The plan never succeeded. In the cities, the people of Britain buried their dead and returned to work. In the air, the RAF waged one of the most magnificent underdog battles in history; and it won. By the end of August, 1000 German planes were hitting Britain in a single day. All parts of England and Wales were raided, and many points in Scotland, but the principal German effort was directed at London. On August 21, no less than 200 enemy aircraft were destroyed by the RAF and for days thereafter, similar losses were suffered by the Luftwaffe ‑ the German air force. This broke the back of the German offensive and gradually, the bombing attacks slackened.

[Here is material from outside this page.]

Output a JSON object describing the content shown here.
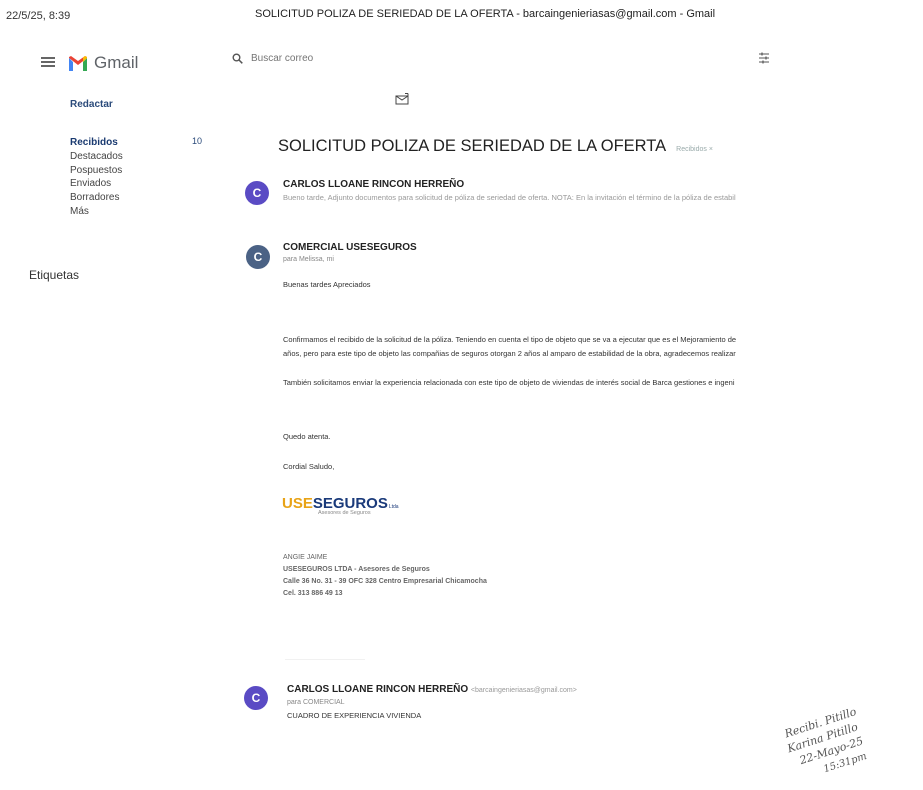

The British success in warding off an invasion of its soil can be attributed to three main factors: (1) Although outnumbered, the British fighter planes were superior to the Germans’ in almost all technical characteristics, i.e. speed, fire power and maneuverability; (2) The British planes were operating close to home bases; thus, short‑range fighters could be refueled and used over and over again; (3) Indirect American assistance in the form of planes, armaments, shipping, manufactured goods and food.
The National Defense Act of 1920 provided for a possible return to conscription in an emergency by making it the duty of the war department general staff to prepare plans for mobilization. The research and planning undertaken by a joint army and navy selective‑service committee, getting underway in 1926, were embodied in the Selective Training and Service Act of 1940. It was the first conscription law legislated in time of peace. The Senate voted for the bill 47 to 25 and the House 232 to 124. On Sept. 16, Pres. Roosevelt signed it‑ and by proclamation called upon all males from 21 through 35 years of age, residing in the U.S. and its territories, to register on Oct. 16 for selective compulsory military training.

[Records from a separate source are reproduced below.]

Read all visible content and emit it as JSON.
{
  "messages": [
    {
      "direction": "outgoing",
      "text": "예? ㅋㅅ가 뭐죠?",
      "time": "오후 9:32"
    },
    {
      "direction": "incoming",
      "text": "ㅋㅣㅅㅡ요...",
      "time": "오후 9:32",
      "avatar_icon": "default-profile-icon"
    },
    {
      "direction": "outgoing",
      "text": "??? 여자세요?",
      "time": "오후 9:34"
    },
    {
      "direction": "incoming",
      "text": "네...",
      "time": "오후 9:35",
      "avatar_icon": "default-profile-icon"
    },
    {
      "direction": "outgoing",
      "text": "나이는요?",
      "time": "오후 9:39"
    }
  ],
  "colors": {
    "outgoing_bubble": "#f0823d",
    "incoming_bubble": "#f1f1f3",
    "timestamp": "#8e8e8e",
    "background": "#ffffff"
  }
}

The president could not induct more men than Congress appropriated; not more than 900,000 men were to be in training at any one time. They were to serve for 12 months, unless Congress declared a national emergency. The Service Extension Act of August 18, 1941 changed this to 18 months. Men inducted were not to be employed beyond the limits of the western hemisphere and the U.S. possessions including the Philippines, a limitation removed Dec. 1941, following entry of the United States into the war. Amendments were now made to the Act, specifically changing the ages for registration from 18 to 65 years of age, though only the 20 to 45 year groups were at this time eligible for induction. Also, the act prolonged the service period to the duration of the war plus six months.

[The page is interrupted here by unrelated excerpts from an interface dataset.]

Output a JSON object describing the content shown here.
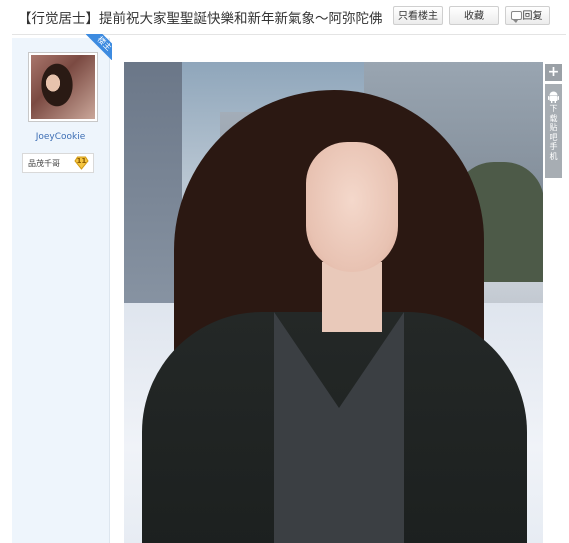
{
  "thread": {
    "title": "【行觉居士】提前祝大家聖聖誕快樂和新年新氣象～阿弥陀佛"
  },
  "header_buttons": {
    "only_op": "只看楼主",
    "favorite": "收藏",
    "reply": "回复"
  },
  "user": {
    "ribbon": "楼主",
    "username": "JoeyCookie",
    "rank_title": "品茂千哥",
    "rank_level": "11"
  },
  "side_toolbar": {
    "plus": "+",
    "app_label": "下载贴吧手机"
  },
  "colors": {
    "link_blue": "#3d6eb4",
    "ribbon_blue": "#3d8be0",
    "user_col_bg": "#eef5fc",
    "badge_gold": "#f4c542"
  },
  "icons": {
    "reply": "comment-icon",
    "level": "diamond-badge-icon",
    "plus": "plus-icon",
    "app": "android-icon"
  }
}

Eventually, the Selective Service system comprised 6,443 local boards, one for each area of about 30,000 inhabitants, and 505 appeal boards. The whole organization was run by Brig. Gen. Lewis B. Hershey who took over the reins on July 31, 1941 and remained in that position to the end of the war. On Oct. 20, 1940, 16,632,146 men were registered. Six subsequent registrations under the act as amended were held in 1941 and 1942. After that men were required to register on attaining their 18th birthday. On Sept. 30, 1941, a little more than a year after enactment of the act, 14,700,000 registrants out of a total of 17,400,000 or 85% were classified. Of these, 77% were given deferred status, with those deferred because of dependency forming 4/5 of all deferred at the time, and placed in Class III‑A, and the rest placed in Class I‑A ‑ men available for military duty. Being a married man, I was classified by my local board as III‑A.